I am sorry that I haven’t been around over the past week or so. I was feeling pretty much paralyzed by the many devastating world events that were unfolding. It was tough to do much blogging when my heart was aching over the loss of one person that I knew well who passed away last week and thousands of others whom I had never met who lost their lives, their family members, friends and homes.
As a small act of self-preservation I pried my fingers off the keyboard (as they flew from the CBC to the BBC to CNN) and moved into the one room in the house that can always make me feel a bit more centred.
I spent last week in the kitchen cleaning and cooking and thinking.
I organized cupboards, scrubbed pots, went through the freezer and fridge (how many jars of half used Tom Yum sauce does one person need?) and weeded through the flotsom and jetsom of that catch-all drawer next to the cutlery.
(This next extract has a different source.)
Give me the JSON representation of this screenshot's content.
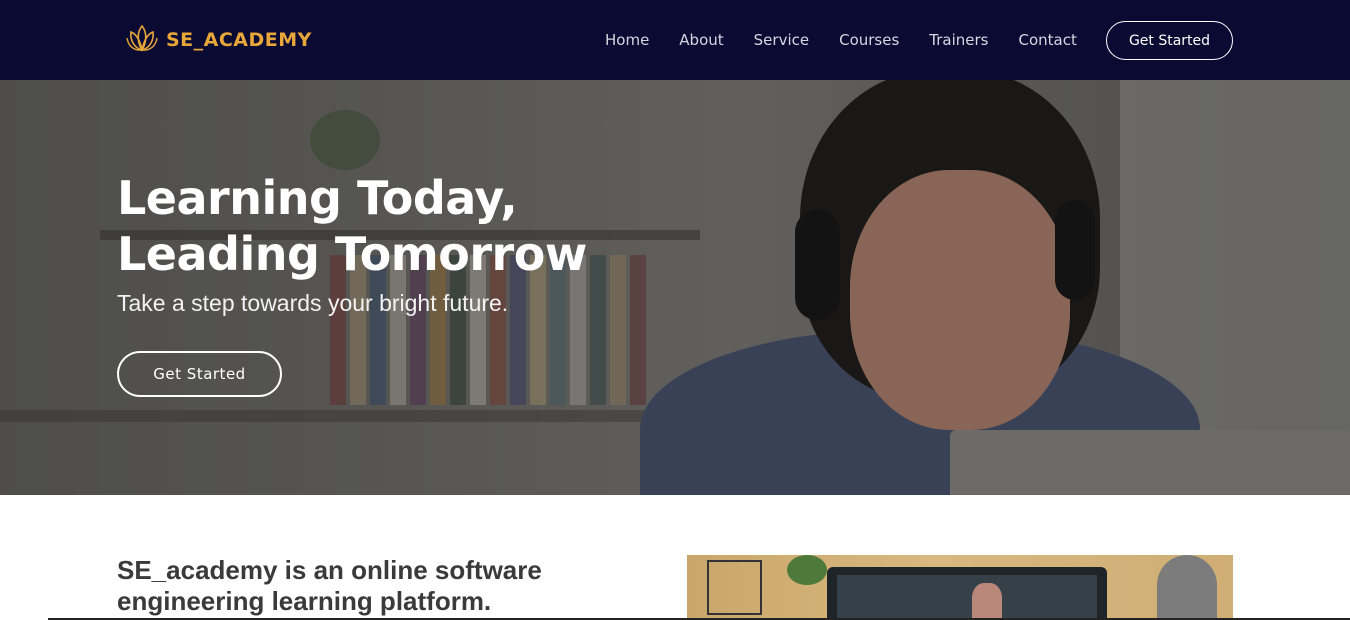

As I cleaned and organized I thought and thought. I thought about what I could do and where I could donate and then I gave what I could. I thought about how lucky I am to be surrounded by such wonderful family and friends and how much they mean to me. I thought about how life can be so unpredictable and fragile and about its fleeting beauty. About the importance of living your life as if each day were your last yet still planning on living for a very long time. And about how I could possibly explain all these things to my son when I struggle to understand them myself.
And then I cooked. Nothing fancy or earth shattering or even very photogenic. I made chicken noodle soup, a beef stew, some garlic pasta, a fennel salad.
The sun came out this afternoon (finally) and I remembered that I had some blood oranges and tangerines and grapefruits in the fridge left over from a dinner that we had with our wonderful neighbours on Sunday. I thought about how spring was officially here and with the coming of the daffodils the season for citrus fruits would soon be gone.
I have been pondering the words of Ruth Reichl who posted this past week on her blog “…in the face of ongoing disaster, it is […] our moral resonsiblilty to appreciate what we have. That is why cooking good food for the people that I love is so important to me; in a world filled with no, it is a big yes. So eat a good breakfast. Be grateful for what you’ve got. Enjoy the sunshine while you’ve got it. Then go out and save the world.”
Blood Orange Sorbet with a Cardamom Scented Citrus Salad
Feel free to use any combination of citrus fruits that you have on hand for the salad. Also, tangerine or orange juice can be substituted for the blood orange juice using the same ratios listed below.
For the sorbet:
2 cups fresh blood orange juice (from approximately 8 to 10 blood oranges)
1/2 cup simple syrup (recipe below)
Juice of 1/2 lime
For the citrus salad:
2 grapefruit, peeled and segmented
2 blood oranges, peeled and segmented
2 navel oranges, peeled and segmented
2 tangerines, peeled and segmented
1/2 cup of cardamom jus (recipe below)
For the simple syrup: (this makes enough for both the sorbet and the cardamom jus for the citrus salad):
1 cup of water
1 cup of granulated sugar
For the cardamom jus:
3/4 cup of simple syrup
3 cardamom pods, crushed
Zest of 1/2 orange
To make the sorbet:
Combine the chilled syrup and chilled blood orange juice. Pour the mixture into and ice-cream maker and freeze according to the manufacturer’s instructions. Transfer the sorbet to an airtight container and freeze for at least two hours or for up to one week.
For the cardamom jus:
Combine the 3/4 cup of simple syrup with the crushed cardamom pods in a small saucepan. Bring to a boil and remove from the heat. Add the orange zest and allow to cool. Strain and refrigerate until needed.
In serving dishes place a selection of segmented fruit in the base of the dish. Pour some of the cardamom jus over the fruit and top with a scoop of the blood orange sorbet on the top. Serve immediately.